“It’s a lot easier to lose five pounds than it is to get five pounds stronger,” says the pro climber Jonathan Siegrist. In 2015 in Spain, while he worked La Rambla (5.15a), Siegrist methodically prepared his food, staying light for his project. But extended calorie restriction can—among myriad issues—cause reduced brain volume, according to a May 2010 study in the International Journal of Eating Disorders. “Starving is bad for your brain,” says Siegrist. “I’ve noticed it change people’s behavior.” Siegrist believes that it’s better to focus on other facets of performance climbing, like cleaning the holds on the MoonBoard. (“Brush the holds; they don’t come down that often,” he says.) When he’s not in send mode, Siegrist gains a few pounds, drinking a nightly beer and maintaining a healthy weight. “I’d much rather resist developing an eating disorder than send half a letter grade harder,” he said.
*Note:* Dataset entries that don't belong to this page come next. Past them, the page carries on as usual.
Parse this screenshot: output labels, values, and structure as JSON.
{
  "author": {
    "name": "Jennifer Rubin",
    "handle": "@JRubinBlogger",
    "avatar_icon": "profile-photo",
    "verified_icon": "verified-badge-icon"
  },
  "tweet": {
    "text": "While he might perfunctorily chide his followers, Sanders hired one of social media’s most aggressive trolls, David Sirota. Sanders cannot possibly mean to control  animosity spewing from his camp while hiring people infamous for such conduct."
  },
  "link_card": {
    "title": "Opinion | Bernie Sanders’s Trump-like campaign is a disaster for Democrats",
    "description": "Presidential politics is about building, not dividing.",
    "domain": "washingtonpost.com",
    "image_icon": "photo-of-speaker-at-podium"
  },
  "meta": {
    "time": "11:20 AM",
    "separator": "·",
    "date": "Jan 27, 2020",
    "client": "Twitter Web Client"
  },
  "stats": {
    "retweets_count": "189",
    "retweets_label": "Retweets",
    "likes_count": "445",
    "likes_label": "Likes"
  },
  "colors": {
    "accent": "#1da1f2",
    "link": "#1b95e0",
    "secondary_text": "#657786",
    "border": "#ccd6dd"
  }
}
As the pro climber Emily Harrington puts it, “The harsh reality is that [climbing is] a gravity-based sport, and if you want to climb hard it helps to be a few pounds lighter.” In 2005, Harrington trained in Europe, honing down to 100 pounds. The weight loss turbo-charged her performance, and she placed second in the lead world championships. In 2007, when I met her at Jailhouse, she sent Burning Down the House (5.14b). However, Harrington struggled with the demands of constantly being that thin, and eventually gained 20 pounds. When she did, her climbing suffered. Then she learned to train properly and better use her strength, going on, at her current healthy weight, to send Golden Gate (VI 5.13b) on El Capitan in 2015 and Fish Eye (5.14b) at Oliana in 2017.
Like all the best things in life, climbing revolves around struggle—the give-and-take between what we want to achieve and what we’re willing to do to get there. Sacrifice too much and you risk your health. But ignore the role of nutrition in climbing and you might not realize your goals. If I want to improve in climbing, one area is my weight—but it’s just one area. I can also improve finger strength, flexibility, and power. Each morning, I stare at the scale in my cubicle. Our relationship has had its ups and downs, but lately we’ve been on good terms, as I’ve learned how to balance my weight, climbing, and a happy life. Someday soon, I hope, we’ll no longer need each other.